(Element data from apps and pages)

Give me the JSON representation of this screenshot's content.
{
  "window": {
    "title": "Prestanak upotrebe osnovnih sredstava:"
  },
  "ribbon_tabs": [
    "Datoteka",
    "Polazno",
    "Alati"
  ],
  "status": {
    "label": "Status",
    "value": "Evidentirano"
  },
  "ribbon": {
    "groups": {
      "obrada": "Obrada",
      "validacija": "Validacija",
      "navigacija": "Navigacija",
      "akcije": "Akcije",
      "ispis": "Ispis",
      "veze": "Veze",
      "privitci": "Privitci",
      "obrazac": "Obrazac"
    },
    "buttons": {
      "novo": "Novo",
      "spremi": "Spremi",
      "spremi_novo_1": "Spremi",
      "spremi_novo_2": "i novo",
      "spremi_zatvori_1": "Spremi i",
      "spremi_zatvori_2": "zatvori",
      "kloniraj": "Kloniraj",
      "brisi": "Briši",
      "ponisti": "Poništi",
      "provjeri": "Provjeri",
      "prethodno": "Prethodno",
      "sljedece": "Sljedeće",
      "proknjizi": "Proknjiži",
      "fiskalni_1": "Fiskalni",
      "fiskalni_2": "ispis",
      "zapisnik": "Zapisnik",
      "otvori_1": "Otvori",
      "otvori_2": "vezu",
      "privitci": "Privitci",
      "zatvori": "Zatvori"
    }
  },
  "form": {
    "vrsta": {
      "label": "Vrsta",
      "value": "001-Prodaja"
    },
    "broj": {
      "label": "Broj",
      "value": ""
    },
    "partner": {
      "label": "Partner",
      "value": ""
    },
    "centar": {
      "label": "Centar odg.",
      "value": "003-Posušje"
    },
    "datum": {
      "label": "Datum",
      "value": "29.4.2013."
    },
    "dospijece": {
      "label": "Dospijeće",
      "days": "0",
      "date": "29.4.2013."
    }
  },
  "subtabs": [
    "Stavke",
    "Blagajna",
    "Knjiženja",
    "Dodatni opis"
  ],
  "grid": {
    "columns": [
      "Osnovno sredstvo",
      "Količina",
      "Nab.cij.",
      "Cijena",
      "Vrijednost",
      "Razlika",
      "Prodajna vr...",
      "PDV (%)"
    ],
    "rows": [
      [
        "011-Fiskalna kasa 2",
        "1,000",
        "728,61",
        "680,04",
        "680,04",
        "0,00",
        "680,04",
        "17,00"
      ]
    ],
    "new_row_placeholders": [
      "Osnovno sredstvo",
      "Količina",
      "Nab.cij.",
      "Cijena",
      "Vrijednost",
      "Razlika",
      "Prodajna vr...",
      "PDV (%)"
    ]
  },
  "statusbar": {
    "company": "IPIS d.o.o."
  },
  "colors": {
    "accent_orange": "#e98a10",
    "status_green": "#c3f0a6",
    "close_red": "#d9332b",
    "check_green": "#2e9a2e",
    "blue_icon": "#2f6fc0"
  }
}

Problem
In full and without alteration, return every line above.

Response for this exercise
Give me the JSON representation of this screenshot's content.
{
  "window": {
    "title": "Prestanak upotrebe osnovnih sredstava:"
  },
  "ribbon_tabs": [
    "Datoteka",
    "Polazno",
    "Alati"
  ],
  "status": {
    "label": "Status",
    "value": "Evidentirano"
  },
  "ribbon": {
    "groups": {
      "obrada": "Obrada",
      "validacija": "Validacija",
      "navigacija": "Navigacija",
      "akcije": "Akcije",
      "ispis": "Ispis",
      "veze": "Veze",
      "privitci": "Privitci",
      "obrazac": "Obrazac"
    },
    "buttons": {
      "novo": "Novo",
      "spremi": "Spremi",
      "spremi_novo_1": "Spremi",
      "spremi_novo_2": "i novo",
      "spremi_zatvori_1": "Spremi i",
      "spremi_zatvori_2": "zatvori",
      "kloniraj": "Kloniraj",
      "brisi": "Briši",
      "ponisti": "Poništi",
      "provjeri": "Provjeri",
      "prethodno": "Prethodno",
      "sljedece": "Sljedeće",
      "proknjizi": "Proknjiži",
      "fiskalni_1": "Fiskalni",
      "fiskalni_2": "ispis",
      "zapisnik": "Zapisnik",
      "otvori_1": "Otvori",
      "otvori_2": "vezu",
      "privitci": "Privitci",
      "zatvori": "Zatvori"
    }
  },
  "form": {
    "vrsta": {
      "label": "Vrsta",
      "value": "001-Prodaja"
    },
    "broj": {
      "label": "Broj",
      "value": ""
    },
    "partner": {
      "label": "Partner",
      "value": ""
    },
    "centar": {
      "label": "Centar odg.",
      "value": "003-Posušje"
    },
    "datum": {
      "label": "Datum",
      "value": "29.4.2013."
    },
    "dospijece": {
      "label": "Dospijeće",
      "days": "0",
      "date": "29.4.2013."
    }
  },
  "subtabs": [
    "Stavke",
    "Blagajna",
    "Knjiženja",
    "Dodatni opis"
  ],
  "grid": {
    "columns": [
      "Osnovno sredstvo",
      "Količina",
      "Nab.cij.",
      "Cijena",
      "Vrijednost",
      "Razlika",
      "Prodajna vr...",
      "PDV (%)"
    ],
    "rows": [
      [
        "011-Fiskalna kasa 2",
        "1,000",
        "728,61",
        "680,04",
        "680,04",
        "0,00",
        "680,04",
        "17,00"
      ]
    ],
    "new_row_placeholders": [
      "Osnovno sredstvo",
      "Količina",
      "Nab.cij.",
      "Cijena",
      "Vrijednost",
      "Razlika",
      "Prodajna vr...",
      "PDV (%)"
    ]
  },
  "statusbar": {
    "company": "IPIS d.o.o."
  },
  "colors": {
    "accent_orange": "#e98a10",
    "status_green": "#c3f0a6",
    "close_red": "#d9332b",
    "check_green": "#2e9a2e",
    "blue_icon": "#2f6fc0"
  }
}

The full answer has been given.